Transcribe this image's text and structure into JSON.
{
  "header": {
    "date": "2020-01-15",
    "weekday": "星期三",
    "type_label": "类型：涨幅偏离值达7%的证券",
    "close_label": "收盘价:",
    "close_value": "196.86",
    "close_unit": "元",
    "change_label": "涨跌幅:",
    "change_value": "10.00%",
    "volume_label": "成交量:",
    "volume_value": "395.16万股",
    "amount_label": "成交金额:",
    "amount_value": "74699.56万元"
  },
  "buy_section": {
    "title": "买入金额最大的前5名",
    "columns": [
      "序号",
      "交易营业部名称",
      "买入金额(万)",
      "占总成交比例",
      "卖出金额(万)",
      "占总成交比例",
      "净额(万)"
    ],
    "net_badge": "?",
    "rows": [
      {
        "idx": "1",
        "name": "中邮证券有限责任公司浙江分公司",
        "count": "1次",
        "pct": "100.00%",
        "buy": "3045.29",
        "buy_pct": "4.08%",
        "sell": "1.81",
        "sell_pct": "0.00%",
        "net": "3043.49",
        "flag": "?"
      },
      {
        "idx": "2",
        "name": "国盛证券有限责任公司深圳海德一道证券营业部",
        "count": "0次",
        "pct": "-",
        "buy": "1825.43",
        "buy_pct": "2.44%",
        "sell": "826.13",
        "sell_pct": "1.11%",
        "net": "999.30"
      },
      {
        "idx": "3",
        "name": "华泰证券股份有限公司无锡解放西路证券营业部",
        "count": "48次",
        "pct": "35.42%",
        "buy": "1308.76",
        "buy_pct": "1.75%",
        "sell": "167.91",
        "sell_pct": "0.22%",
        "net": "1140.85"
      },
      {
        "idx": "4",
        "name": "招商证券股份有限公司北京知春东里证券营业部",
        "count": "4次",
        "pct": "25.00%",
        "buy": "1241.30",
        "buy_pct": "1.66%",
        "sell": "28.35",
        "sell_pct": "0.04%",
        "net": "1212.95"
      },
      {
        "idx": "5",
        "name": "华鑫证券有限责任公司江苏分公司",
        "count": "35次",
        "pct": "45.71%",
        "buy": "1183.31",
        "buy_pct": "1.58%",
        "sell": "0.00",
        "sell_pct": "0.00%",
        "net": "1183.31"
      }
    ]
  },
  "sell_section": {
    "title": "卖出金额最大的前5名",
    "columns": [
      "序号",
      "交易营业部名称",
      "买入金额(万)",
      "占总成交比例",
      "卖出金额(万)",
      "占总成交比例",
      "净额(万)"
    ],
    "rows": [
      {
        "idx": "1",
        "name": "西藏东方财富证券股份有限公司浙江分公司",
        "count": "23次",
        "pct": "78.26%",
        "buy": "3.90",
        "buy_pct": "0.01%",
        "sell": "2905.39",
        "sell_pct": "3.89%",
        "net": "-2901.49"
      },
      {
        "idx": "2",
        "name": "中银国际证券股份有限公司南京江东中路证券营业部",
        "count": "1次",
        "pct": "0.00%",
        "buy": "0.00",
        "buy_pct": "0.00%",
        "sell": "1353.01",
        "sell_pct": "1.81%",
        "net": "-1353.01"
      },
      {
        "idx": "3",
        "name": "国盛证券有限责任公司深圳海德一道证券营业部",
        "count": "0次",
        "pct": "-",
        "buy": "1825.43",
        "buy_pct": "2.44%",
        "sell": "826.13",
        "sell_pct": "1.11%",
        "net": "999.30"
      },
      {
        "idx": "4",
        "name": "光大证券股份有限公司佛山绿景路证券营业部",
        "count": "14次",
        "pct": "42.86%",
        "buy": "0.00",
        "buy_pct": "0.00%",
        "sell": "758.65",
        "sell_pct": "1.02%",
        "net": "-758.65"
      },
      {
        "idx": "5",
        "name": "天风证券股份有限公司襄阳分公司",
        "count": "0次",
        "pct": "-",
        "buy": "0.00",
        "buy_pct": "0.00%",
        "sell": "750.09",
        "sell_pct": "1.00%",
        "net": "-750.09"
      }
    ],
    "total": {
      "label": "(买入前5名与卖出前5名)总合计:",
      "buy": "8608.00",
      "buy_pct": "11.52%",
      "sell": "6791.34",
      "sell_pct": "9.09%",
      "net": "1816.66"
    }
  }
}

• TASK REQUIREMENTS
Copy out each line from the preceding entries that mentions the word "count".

• WRITTEN RESPONSE
        "count": "1次",
        "count": "0次",
        "count": "48次",
        "count": "4次",
        "count": "35次",
        "count": "23次",
        "count": "1次",
        "count": "0次",
        "count": "14次",
        "count": "0次",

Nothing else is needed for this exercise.